━━━ Provided records ━━━

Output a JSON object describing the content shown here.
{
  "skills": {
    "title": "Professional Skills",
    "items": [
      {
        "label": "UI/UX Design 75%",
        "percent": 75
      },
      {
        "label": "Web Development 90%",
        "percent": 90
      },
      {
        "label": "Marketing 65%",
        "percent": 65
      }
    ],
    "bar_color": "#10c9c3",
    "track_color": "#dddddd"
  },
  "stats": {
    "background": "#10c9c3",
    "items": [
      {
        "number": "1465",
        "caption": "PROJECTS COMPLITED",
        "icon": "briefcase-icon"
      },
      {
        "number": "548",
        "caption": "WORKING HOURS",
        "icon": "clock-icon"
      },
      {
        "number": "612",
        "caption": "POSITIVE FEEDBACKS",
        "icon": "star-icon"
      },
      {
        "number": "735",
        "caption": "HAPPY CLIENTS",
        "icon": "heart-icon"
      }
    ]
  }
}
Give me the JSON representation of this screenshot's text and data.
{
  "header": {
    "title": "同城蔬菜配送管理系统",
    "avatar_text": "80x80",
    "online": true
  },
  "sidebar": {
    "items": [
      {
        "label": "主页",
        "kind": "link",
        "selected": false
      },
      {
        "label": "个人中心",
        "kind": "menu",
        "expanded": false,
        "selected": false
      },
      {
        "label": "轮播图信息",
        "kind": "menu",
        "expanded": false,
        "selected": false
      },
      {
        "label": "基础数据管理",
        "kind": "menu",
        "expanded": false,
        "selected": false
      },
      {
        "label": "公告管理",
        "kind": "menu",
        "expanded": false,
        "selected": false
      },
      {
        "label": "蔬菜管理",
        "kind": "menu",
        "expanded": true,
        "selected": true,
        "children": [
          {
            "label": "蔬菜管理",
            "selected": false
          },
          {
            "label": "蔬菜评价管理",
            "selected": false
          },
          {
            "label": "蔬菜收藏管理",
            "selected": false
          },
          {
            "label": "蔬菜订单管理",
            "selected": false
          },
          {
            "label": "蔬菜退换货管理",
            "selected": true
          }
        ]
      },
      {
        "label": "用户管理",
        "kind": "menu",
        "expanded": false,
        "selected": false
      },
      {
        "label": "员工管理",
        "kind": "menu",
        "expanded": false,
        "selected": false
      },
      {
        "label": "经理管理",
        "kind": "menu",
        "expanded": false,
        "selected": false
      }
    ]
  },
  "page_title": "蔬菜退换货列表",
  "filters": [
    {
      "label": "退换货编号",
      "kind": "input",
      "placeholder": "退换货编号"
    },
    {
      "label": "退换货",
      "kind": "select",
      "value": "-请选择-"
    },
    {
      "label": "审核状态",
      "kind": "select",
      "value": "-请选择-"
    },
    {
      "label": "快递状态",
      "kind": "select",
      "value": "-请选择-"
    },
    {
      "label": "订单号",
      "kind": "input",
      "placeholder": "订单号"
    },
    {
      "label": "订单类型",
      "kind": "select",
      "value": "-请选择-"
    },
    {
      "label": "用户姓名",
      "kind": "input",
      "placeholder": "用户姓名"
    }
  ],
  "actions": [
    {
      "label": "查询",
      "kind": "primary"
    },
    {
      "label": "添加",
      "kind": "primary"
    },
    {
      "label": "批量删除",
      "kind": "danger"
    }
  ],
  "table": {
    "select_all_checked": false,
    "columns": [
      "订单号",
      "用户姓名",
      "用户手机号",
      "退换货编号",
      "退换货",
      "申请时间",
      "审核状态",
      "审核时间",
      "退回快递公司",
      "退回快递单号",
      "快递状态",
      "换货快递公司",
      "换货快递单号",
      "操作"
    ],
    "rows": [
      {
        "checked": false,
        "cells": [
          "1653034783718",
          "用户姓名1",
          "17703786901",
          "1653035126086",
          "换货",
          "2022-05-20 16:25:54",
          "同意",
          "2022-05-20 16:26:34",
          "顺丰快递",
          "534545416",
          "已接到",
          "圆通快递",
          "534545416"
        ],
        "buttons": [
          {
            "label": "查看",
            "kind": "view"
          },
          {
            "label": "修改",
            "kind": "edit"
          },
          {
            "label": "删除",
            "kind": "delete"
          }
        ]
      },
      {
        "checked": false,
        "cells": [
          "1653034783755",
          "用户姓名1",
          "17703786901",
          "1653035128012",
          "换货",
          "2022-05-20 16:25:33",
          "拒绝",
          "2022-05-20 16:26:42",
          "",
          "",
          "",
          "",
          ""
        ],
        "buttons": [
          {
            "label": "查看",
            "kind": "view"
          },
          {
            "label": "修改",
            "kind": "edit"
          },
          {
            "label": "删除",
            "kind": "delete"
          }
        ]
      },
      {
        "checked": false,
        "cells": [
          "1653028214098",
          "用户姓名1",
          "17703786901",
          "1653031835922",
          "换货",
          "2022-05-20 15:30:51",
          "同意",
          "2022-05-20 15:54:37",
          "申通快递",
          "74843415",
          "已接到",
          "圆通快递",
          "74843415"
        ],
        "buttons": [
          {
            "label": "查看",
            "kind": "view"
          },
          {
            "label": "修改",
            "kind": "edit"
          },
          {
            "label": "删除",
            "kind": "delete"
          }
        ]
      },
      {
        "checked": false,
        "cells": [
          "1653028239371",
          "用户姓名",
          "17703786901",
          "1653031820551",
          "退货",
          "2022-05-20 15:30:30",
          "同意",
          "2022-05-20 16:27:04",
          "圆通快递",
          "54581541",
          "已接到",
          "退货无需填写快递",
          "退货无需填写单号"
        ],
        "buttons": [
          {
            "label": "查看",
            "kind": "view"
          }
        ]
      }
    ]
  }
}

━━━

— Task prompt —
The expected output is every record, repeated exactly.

— Problem solution —
Output a JSON object describing the content shown here.
{
  "skills": {
    "title": "Professional Skills",
    "items": [
      {
        "label": "UI/UX Design 75%",
        "percent": 75
      },
      {
        "label": "Web Development 90%",
        "percent": 90
      },
      {
        "label": "Marketing 65%",
        "percent": 65
      }
    ],
    "bar_color": "#10c9c3",
    "track_color": "#dddddd"
  },
  "stats": {
    "background": "#10c9c3",
    "items": [
      {
        "number": "1465",
        "caption": "PROJECTS COMPLITED",
        "icon": "briefcase-icon"
      },
      {
        "number": "548",
        "caption": "WORKING HOURS",
        "icon": "clock-icon"
      },
      {
        "number": "612",
        "caption": "POSITIVE FEEDBACKS",
        "icon": "star-icon"
      },
      {
        "number": "735",
        "caption": "HAPPY CLIENTS",
        "icon": "heart-icon"
      }
    ]
  }
}
Give me the JSON representation of this screenshot's text and data.
{
  "header": {
    "title": "同城蔬菜配送管理系统",
    "avatar_text": "80x80",
    "online": true
  },
  "sidebar": {
    "items": [
      {
        "label": "主页",
        "kind": "link",
        "selected": false
      },
      {
        "label": "个人中心",
        "kind": "menu",
        "expanded": false,
        "selected": false
      },
      {
        "label": "轮播图信息",
        "kind": "menu",
        "expanded": false,
        "selected": false
      },
      {
        "label": "基础数据管理",
        "kind": "menu",
        "expanded": false,
        "selected": false
      },
      {
        "label": "公告管理",
        "kind": "menu",
        "expanded": false,
        "selected": false
      },
      {
        "label": "蔬菜管理",
        "kind": "menu",
        "expanded": true,
        "selected": true,
        "children": [
          {
            "label": "蔬菜管理",
            "selected": false
          },
          {
            "label": "蔬菜评价管理",
            "selected": false
          },
          {
            "label": "蔬菜收藏管理",
            "selected": false
          },
          {
            "label": "蔬菜订单管理",
            "selected": false
          },
          {
            "label": "蔬菜退换货管理",
            "selected": true
          }
        ]
      },
      {
        "label": "用户管理",
        "kind": "menu",
        "expanded": false,
        "selected": false
      },
      {
        "label": "员工管理",
        "kind": "menu",
        "expanded": false,
        "selected": false
      },
      {
        "label": "经理管理",
        "kind": "menu",
        "expanded": false,
        "selected": false
      }
    ]
  },
  "page_title": "蔬菜退换货列表",
  "filters": [
    {
      "label": "退换货编号",
      "kind": "input",
      "placeholder": "退换货编号"
    },
    {
      "label": "退换货",
      "kind": "select",
      "value": "-请选择-"
    },
    {
      "label": "审核状态",
      "kind": "select",
      "value": "-请选择-"
    },
    {
      "label": "快递状态",
      "kind": "select",
      "value": "-请选择-"
    },
    {
      "label": "订单号",
      "kind": "input",
      "placeholder": "订单号"
    },
    {
      "label": "订单类型",
      "kind": "select",
      "value": "-请选择-"
    },
    {
      "label": "用户姓名",
      "kind": "input",
      "placeholder": "用户姓名"
    }
  ],
  "actions": [
    {
      "label": "查询",
      "kind": "primary"
    },
    {
      "label": "添加",
      "kind": "primary"
    },
    {
      "label": "批量删除",
      "kind": "danger"
    }
  ],
  "table": {
    "select_all_checked": false,
    "columns": [
      "订单号",
      "用户姓名",
      "用户手机号",
      "退换货编号",
      "退换货",
      "申请时间",
      "审核状态",
      "审核时间",
      "退回快递公司",
      "退回快递单号",
      "快递状态",
      "换货快递公司",
      "换货快递单号",
      "操作"
    ],
    "rows": [
      {
        "checked": false,
        "cells": [
          "1653034783718",
          "用户姓名1",
          "17703786901",
          "1653035126086",
          "换货",
          "2022-05-20 16:25:54",
          "同意",
          "2022-05-20 16:26:34",
          "顺丰快递",
          "534545416",
          "已接到",
          "圆通快递",
          "534545416"
        ],
        "buttons": [
          {
            "label": "查看",
            "kind": "view"
          },
          {
            "label": "修改",
            "kind": "edit"
          },
          {
            "label": "删除",
            "kind": "delete"
          }
        ]
      },
      {
        "checked": false,
        "cells": [
          "1653034783755",
          "用户姓名1",
          "17703786901",
          "1653035128012",
          "换货",
          "2022-05-20 16:25:33",
          "拒绝",
          "2022-05-20 16:26:42",
          "",
          "",
          "",
          "",
          ""
        ],
        "buttons": [
          {
            "label": "查看",
            "kind": "view"
          },
          {
            "label": "修改",
            "kind": "edit"
          },
          {
            "label": "删除",
            "kind": "delete"
          }
        ]
      },
      {
        "checked": false,
        "cells": [
          "1653028214098",
          "用户姓名1",
          "17703786901",
          "1653031835922",
          "换货",
          "2022-05-20 15:30:51",
          "同意",
          "2022-05-20 15:54:37",
          "申通快递",
          "74843415",
          "已接到",
          "圆通快递",
          "74843415"
        ],
        "buttons": [
          {
            "label": "查看",
            "kind": "view"
          },
          {
            "label": "修改",
            "kind": "edit"
          },
          {
            "label": "删除",
            "kind": "delete"
          }
        ]
      },
      {
        "checked": false,
        "cells": [
          "1653028239371",
          "用户姓名",
          "17703786901",
          "1653031820551",
          "退货",
          "2022-05-20 15:30:30",
          "同意",
          "2022-05-20 16:27:04",
          "圆通快递",
          "54581541",
          "已接到",
          "退货无需填写快递",
          "退货无需填写单号"
        ],
        "buttons": [
          {
            "label": "查看",
            "kind": "view"
          }
        ]
      }
    ]
  }
}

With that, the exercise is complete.